Scientists have investigated the role of a protein that protects retinal support cells in preventing age-related eye disease.

In research published in the International Journal of Molecular Sciences, researchers highlighted that the loss of a protein called pigment epithelium-derived factor (PEDF) may drive diseases such as age-related macular degeneration (AMD).

Study author, Patricia Becerra, of the National Institute for Eye Health in the US, highlighted that PEDF is known as the “youth protein” because it is present at high levels in young retinas, but declines with ageing.

"This study showed for the first time that just removing PEDF leads to a host of gene changes that mimic ageing in the retina," she said.
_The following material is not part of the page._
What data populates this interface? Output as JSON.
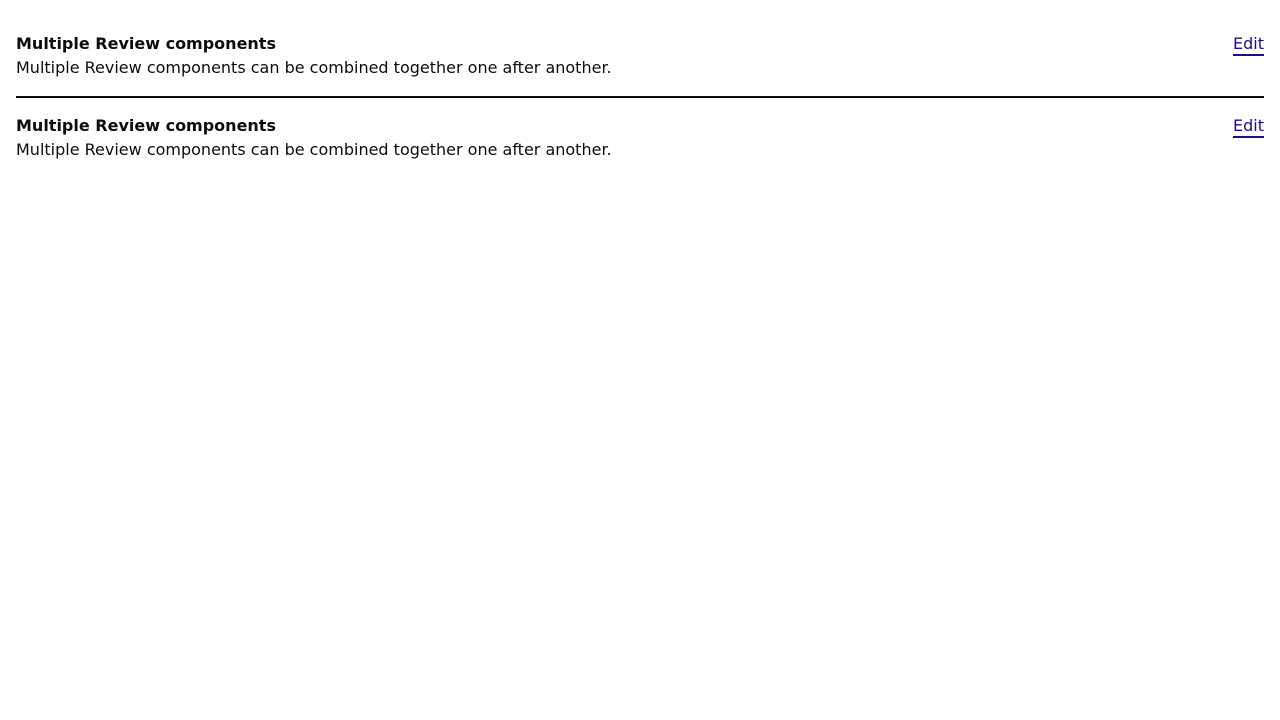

As part of the research, scientists observed the effects of removing the PEDF gene in mice.

They found that retinal pigment epithelium cells (RPE) were enlarged, while the cells had also turned on four genes associated with ageing.

Unprocessed lipids and other photoreceptor outer segment components had built up in the RPE layer of the retina.
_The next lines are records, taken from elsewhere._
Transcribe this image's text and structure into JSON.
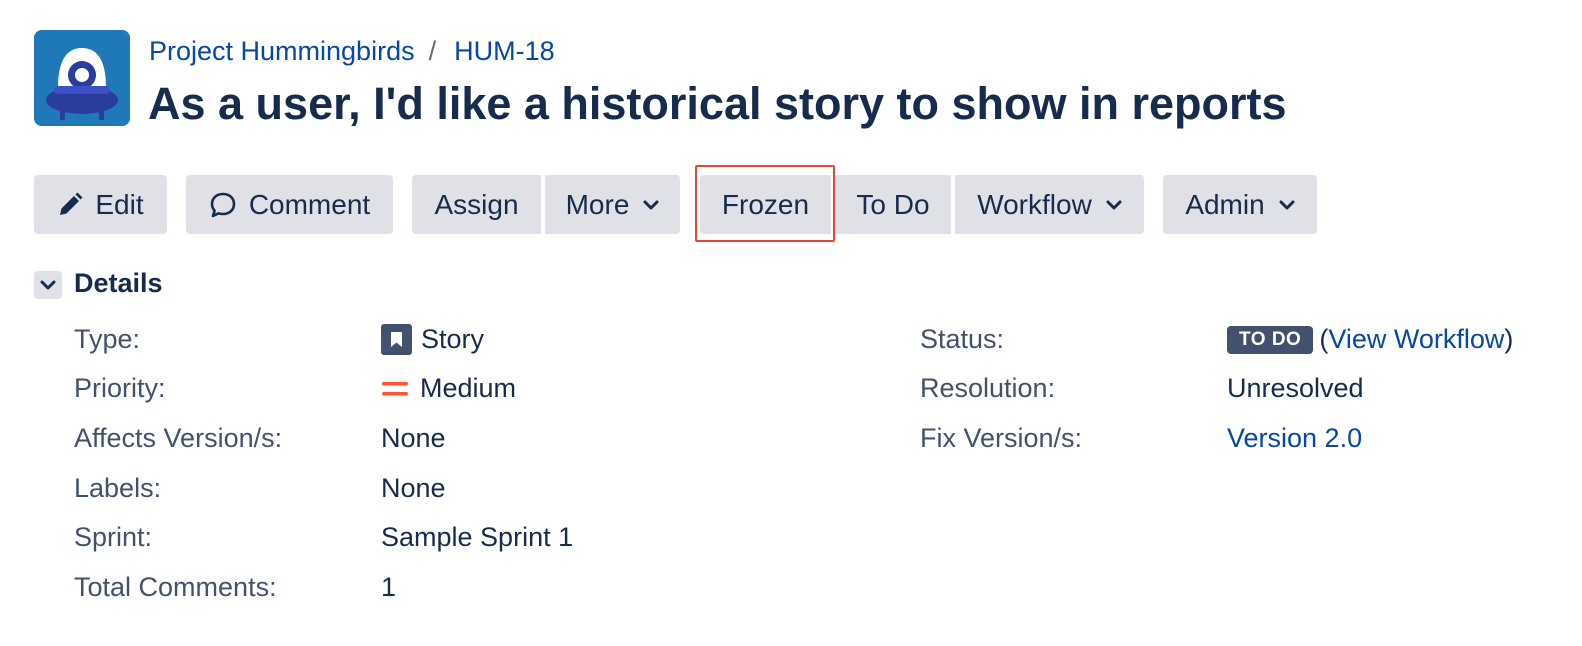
{
  "breadcrumb": {
    "project": "Project Hummingbirds",
    "separator": "/",
    "issue_key": "HUM-18"
  },
  "issue": {
    "title": "As a user, I'd like a historical story to show in reports"
  },
  "toolbar": {
    "edit": "Edit",
    "comment": "Comment",
    "assign": "Assign",
    "more": "More",
    "frozen": "Frozen",
    "to_do": "To Do",
    "workflow": "Workflow",
    "admin": "Admin"
  },
  "details": {
    "heading": "Details",
    "left": [
      {
        "label": "Type:",
        "value": "Story",
        "icon": "story-icon"
      },
      {
        "label": "Priority:",
        "value": "Medium",
        "icon": "priority-medium-icon"
      },
      {
        "label": "Affects Version/s:",
        "value": "None"
      },
      {
        "label": "Labels:",
        "value": "None"
      },
      {
        "label": "Sprint:",
        "value": "Sample Sprint 1"
      },
      {
        "label": "Total Comments:",
        "value": "1"
      }
    ],
    "right": {
      "status_label": "Status:",
      "status_value": "TO DO",
      "view_workflow_open": "(",
      "view_workflow": "View Workflow",
      "view_workflow_close": ")",
      "resolution_label": "Resolution:",
      "resolution_value": "Unresolved",
      "fix_version_label": "Fix Version/s:",
      "fix_version_value": "Version 2.0"
    }
  },
  "colors": {
    "link": "#0747a6",
    "button_bg": "#dfe1e6",
    "highlight": "#e5483b",
    "status_bg": "#42526e",
    "priority": "#ff5630",
    "avatar_bg": "#1f78b8"
  }
}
These changes mirror alterations in gene expression and defects in RPE metabolism that are found in the ageing eye.

Becerra noted that researchers had previously questioned whether the loss of PEDF was caused by ageing or whether declining PEDF levels prompted ageing of the retina.

"This study, especially with the clear link to altered lipid metabolism and gene expression, indicates the loss of PEDF is a driver of ageing-related changes in the retina," Becerra said.